the wings-become-windows butterfly by e³°°° / Eddy Van 3000 via Flickr

Copyright © Anagarika Eddie 2012. All rights reserved.

You know, in many ways we are all the same, as we make our way through life trying to be happy. Happiness is a natural inclination. But as time goes by, many of the things we run after eventually lose their mystique and we find ourselves back at square one when for one reason or another, our promised happiness runs through our fingers like water. It changes, we change, or something changes, and this is the first reason we continue to search . . . because nothing satisfies us for long.

And we do this all the time, this searching, and we might conclude that if nothing can keep us happy for long, we can keep ahead of the unhappiness by simply going from one thing to another, discarding each one as it becomes tiresome, and then grabbing onto another. This works for a while, however the problem we eventually face is that at some point, our energy and capacity to continue the search becomes exhausted. Then we become trapped . . .and this should never happen. Long before we become ensnarled in chasing illusions, we should consider an alternative.
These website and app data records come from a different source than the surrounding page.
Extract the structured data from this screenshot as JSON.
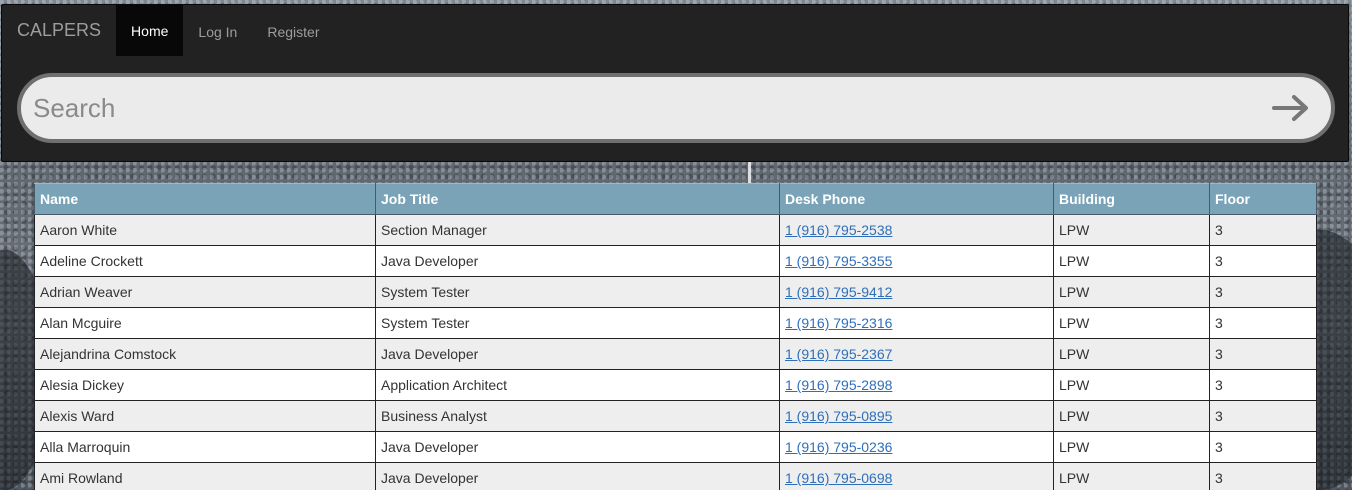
{
  "navbar": {
    "brand": "CALPERS",
    "links": [
      {
        "label": "Home",
        "active": true
      },
      {
        "label": "Log In",
        "active": false
      },
      {
        "label": "Register",
        "active": false
      }
    ]
  },
  "search": {
    "placeholder": "Search",
    "value": "",
    "button_icon": "arrow-right-icon"
  },
  "table": {
    "headers": [
      "Name",
      "Job Title",
      "Desk Phone",
      "Building",
      "Floor"
    ],
    "rows": [
      [
        "Aaron White",
        "Section Manager",
        "1 (916) 795-2538",
        "LPW",
        "3"
      ],
      [
        "Adeline Crockett",
        "Java Developer",
        "1 (916) 795-3355",
        "LPW",
        "3"
      ],
      [
        "Adrian Weaver",
        "System Tester",
        "1 (916) 795-9412",
        "LPW",
        "3"
      ],
      [
        "Alan Mcguire",
        "System Tester",
        "1 (916) 795-2316",
        "LPW",
        "3"
      ],
      [
        "Alejandrina Comstock",
        "Java Developer",
        "1 (916) 795-2367",
        "LPW",
        "3"
      ],
      [
        "Alesia Dickey",
        "Application Architect",
        "1 (916) 795-2898",
        "LPW",
        "3"
      ],
      [
        "Alexis Ward",
        "Business Analyst",
        "1 (916) 795-0895",
        "LPW",
        "3"
      ],
      [
        "Alla Marroquin",
        "Java Developer",
        "1 (916) 795-0236",
        "LPW",
        "3"
      ],
      [
        "Ami Rowland",
        "Java Developer",
        "1 (916) 795-0698",
        "LPW",
        "3"
      ]
    ]
  },
  "colors": {
    "navbar_bg": "#222222",
    "header_bg": "#7ba3b8",
    "link": "#2f6fba",
    "row_alt": "#eeeeee"
  }
}
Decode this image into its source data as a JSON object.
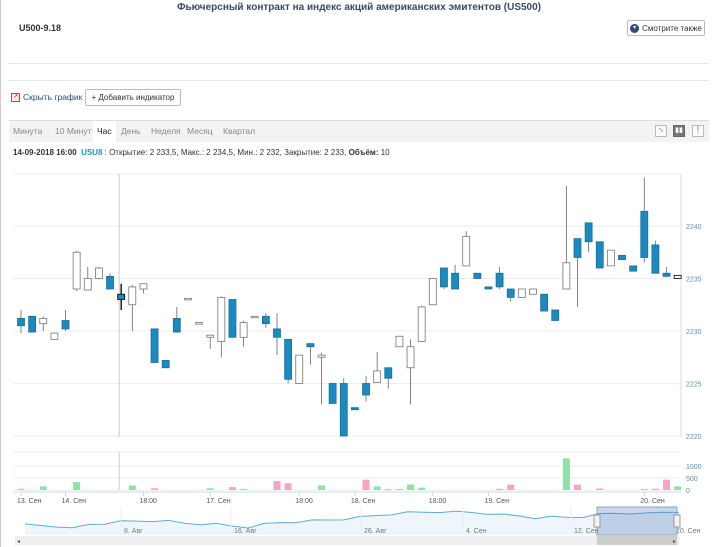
{
  "header": {
    "title": "Фьючерсный контракт на индекс акций американских эмитентов (US500)",
    "ticker": "U500-9.18",
    "see_also_label": "Смотрите также",
    "see_also_icon": "chevron-down-circle-icon"
  },
  "toolbar": {
    "hide_chart_label": "Скрыть график",
    "hide_chart_icon": "chart-icon",
    "add_indicator_label": "+ Добавить индикатор"
  },
  "tabs": [
    {
      "label": "Минута"
    },
    {
      "label": "10 Минут"
    },
    {
      "label": "Час",
      "active": true
    },
    {
      "label": "День"
    },
    {
      "label": "Неделя"
    },
    {
      "label": "Месяц"
    },
    {
      "label": "Квартал"
    }
  ],
  "chart_type_buttons": [
    {
      "icon": "line-chart-icon"
    },
    {
      "icon": "candlestick-icon",
      "active": true
    },
    {
      "icon": "bar-ohlc-icon"
    }
  ],
  "info": {
    "datetime": "14-09-2018 16:00",
    "symbol": "USU8",
    "text": " : Открытие: 2 233,5, Макс.: 2 234,5, Мин.: 2 232, Закрытие: 2 233, ",
    "volume_label": "Объём:",
    "volume_value": " 10"
  },
  "colors": {
    "down": "#1a8ac0",
    "up": "#ffffff",
    "vol_up": "#90e0a8",
    "vol_down": "#f4a6c0",
    "accent": "#2a8fc4"
  },
  "chart_data": {
    "type": "candlestick",
    "y_ticks": [
      "2220",
      "2225",
      "2230",
      "2235",
      "2240"
    ],
    "ylim": [
      2220,
      2245
    ],
    "volume_ticks": [
      "0",
      "500",
      "1000"
    ],
    "x_tick_labels": [
      "13. Сен",
      "14. Сен",
      "18:00",
      "17. Сен",
      "18:00",
      "18. Сен",
      "18:00",
      "19. Сен",
      "20. Сен"
    ],
    "x_tick_candle_index": [
      0,
      4,
      11,
      17,
      25,
      30,
      37,
      42,
      56
    ],
    "crosshair_index": 9,
    "candles": [
      [
        2231.2,
        2232,
        2229.8,
        2230.5
      ],
      [
        2231.4,
        2231.4,
        2229.9,
        2229.9
      ],
      [
        2230.7,
        2231.4,
        2230,
        2231.2
      ],
      [
        2229.2,
        2229.8,
        2229.2,
        2229.8
      ],
      [
        2231,
        2232,
        2230,
        2230.2
      ],
      [
        2234,
        2237.6,
        2233.8,
        2237.5
      ],
      [
        2233.9,
        2236.1,
        2233.9,
        2235
      ],
      [
        2235,
        2236.1,
        2234.9,
        2236
      ],
      [
        2235.2,
        2235.5,
        2234,
        2234
      ],
      [
        2233.5,
        2234.5,
        2232,
        2233
      ],
      [
        2232.5,
        2234.4,
        2230,
        2234.2
      ],
      [
        2234,
        2234.5,
        2233.6,
        2234.5
      ],
      [
        2230.2,
        2230.2,
        2227,
        2227
      ],
      [
        2227.2,
        2227.2,
        2226.5,
        2226.5
      ],
      [
        2231.2,
        2232.3,
        2229.9,
        2229.9
      ],
      [
        2233.1,
        2233.1,
        2233.1,
        2233.1
      ],
      [
        2230.8,
        2230.8,
        2230.8,
        2230.8
      ],
      [
        2229.4,
        2229.6,
        2228.3,
        2229.6
      ],
      [
        2229,
        2233.3,
        2227.5,
        2233.2
      ],
      [
        2233,
        2233,
        2229.4,
        2229.4
      ],
      [
        2229.4,
        2231,
        2228.5,
        2230.8
      ],
      [
        2231.4,
        2231.4,
        2231.4,
        2231.4
      ],
      [
        2231.4,
        2231.7,
        2230.3,
        2230.7
      ],
      [
        2230.2,
        2231.7,
        2227.7,
        2229.4
      ],
      [
        2229.2,
        2229.2,
        2225,
        2225.4
      ],
      [
        2225,
        2227.7,
        2225,
        2227.7
      ],
      [
        2228.8,
        2228.8,
        2226.8,
        2228.5
      ],
      [
        2227.5,
        2227.9,
        2223,
        2227.7
      ],
      [
        2225,
        2225,
        2223.1,
        2223.1
      ],
      [
        2225,
        2225.5,
        2220,
        2220
      ],
      [
        2222.7,
        2222.7,
        2222.5,
        2222.5
      ],
      [
        2225,
        2225.7,
        2223.3,
        2223.9
      ],
      [
        2225.1,
        2228,
        2225.1,
        2226.2
      ],
      [
        2226.5,
        2226.5,
        2224.5,
        2225.5
      ],
      [
        2228.5,
        2229.5,
        2228.5,
        2229.5
      ],
      [
        2226.5,
        2229.2,
        2223,
        2228.5
      ],
      [
        2229,
        2232.4,
        2229,
        2232.3
      ],
      [
        2232.5,
        2235,
        2232.5,
        2235
      ],
      [
        2236,
        2236,
        2234,
        2234.2
      ],
      [
        2235.5,
        2236.3,
        2234,
        2234
      ],
      [
        2236.2,
        2239.5,
        2236.2,
        2239
      ],
      [
        2235.5,
        2235.5,
        2235,
        2235
      ],
      [
        2234.2,
        2234.2,
        2234,
        2234
      ],
      [
        2235.5,
        2236.1,
        2234,
        2234.2
      ],
      [
        2234,
        2234,
        2232.8,
        2233.2
      ],
      [
        2233.2,
        2234,
        2233.2,
        2234
      ],
      [
        2233.5,
        2234,
        2233.5,
        2234
      ],
      [
        2233.5,
        2233.5,
        2231.9,
        2231.9
      ],
      [
        2232,
        2232,
        2231,
        2231
      ],
      [
        2234,
        2243.8,
        2234,
        2236.5
      ],
      [
        2238.8,
        2238.8,
        2232.3,
        2237
      ],
      [
        2240.3,
        2240.3,
        2237.5,
        2238.5
      ],
      [
        2238.5,
        2238.5,
        2236,
        2236
      ],
      [
        2236.2,
        2237.7,
        2236.2,
        2237.7
      ],
      [
        2237.2,
        2237.2,
        2236.8,
        2236.8
      ],
      [
        2236.2,
        2236.2,
        2235.7,
        2235.7
      ],
      [
        2241.4,
        2244.6,
        2236.5,
        2237
      ],
      [
        2238.2,
        2238.6,
        2235.5,
        2235.5
      ],
      [
        2235.5,
        2236.1,
        2235.2,
        2235.2
      ],
      [
        2235,
        2235.3,
        2235,
        2235.3
      ]
    ],
    "volumes": [
      50,
      0,
      150,
      0,
      0,
      330,
      0,
      0,
      0,
      0,
      190,
      0,
      70,
      0,
      0,
      0,
      0,
      70,
      0,
      120,
      40,
      0,
      0,
      370,
      280,
      0,
      0,
      190,
      0,
      0,
      0,
      430,
      150,
      40,
      40,
      230,
      100,
      0,
      0,
      0,
      0,
      0,
      0,
      50,
      220,
      0,
      0,
      0,
      0,
      1320,
      220,
      0,
      60,
      0,
      0,
      0,
      40,
      50,
      430,
      150
    ],
    "navigator": {
      "labels": [
        "8. Авг",
        "16. Авг",
        "26. Авг",
        "4. Сен",
        "12. Сен",
        "20. Сен"
      ],
      "series": [
        0.28,
        0.25,
        0.22,
        0.1,
        0.3,
        0.35,
        0.42,
        0.45,
        0.47,
        0.44,
        0.35,
        0.33,
        0.3,
        0.22,
        0.18,
        0.3,
        0.38,
        0.42,
        0.46,
        0.5,
        0.55,
        0.62,
        0.7,
        0.78,
        0.83,
        0.85,
        0.88,
        0.86,
        0.84,
        0.8,
        0.72,
        0.68,
        0.6,
        0.63,
        0.62,
        0.66,
        0.75,
        0.8,
        0.82,
        0.78,
        0.85,
        0.88
      ]
    }
  }
}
If we are aware of how the world works at all, we begin to see that looking for happiness outside ourselves doesn’t keep us happy for long, and that our very thirst and relentless pursuit of happiness becomes a stressful unhappiness in itself. If we ever get this far in understanding our own happiness, then an outside chance exists that we can take it a step further, and conclude that we should perhaps look elsewhere for our happiness, other than outside of ourselves. But where else can we look? It doesn’t occur to us to look inwardly, because we wouldn’t know how to do that.

And this is the second reason we continue to search . . . because we are looking in all the wrong places.

What if Kant was right when he said that a definition of enlightenment is man’s emergence from a self-incurred immaturity, and that man’s self-incurred immaturity is nothing more than the inability to use one’s own understanding without relying on the guidance of others? What if all the wisdom of eternity could be found inside every one of us? What if we could courageously stop pursuing happiness for a moment and approach an inward emptiness? Would the wisdom of the ages then shift our consciousness and introduce us to the possibility of enlightenment; a happiness we could count on?

But most of us go through life continuing to search outside. Few open to new ideas about real, lasting happiness. Few seriously consider transforming themselves through their own understanding, because they lack the confidence to say no to those who want to merely plant images in their minds and tell them what to believe. They refuse to become proactive in finding their own truths, in finding a creative, genuine purpose in their lives.

Things are changing however. Hints of the beginning of a new consciousness for the human race are popping up everywhere; in the increased, worldwide interest of the deeper, contemplative aspects of religion and spirituality, in the penetrating questions our youth are asking, and in the hopeful eyes of the ones who have been so harshly judged and left behind in the past.

And this is the third reason we continue to search; because we can’t yet see what it is we truly search for. And what is it we truly search for? It is nothing more than the eternal Reality we inherently are, because as much as everything changes, a part of us remains the same.

Anagarika eddie is a meditation teacher at the Dhammabucha Rocksprings Meditation Retreat Sanctuary and author of A Year to Enlightenment. His 30 years of meditation experience has taken him across four continents including two stopovers in Thailand where he practiced in the remote northeast forests as an ordained Thervada Buddhist monk.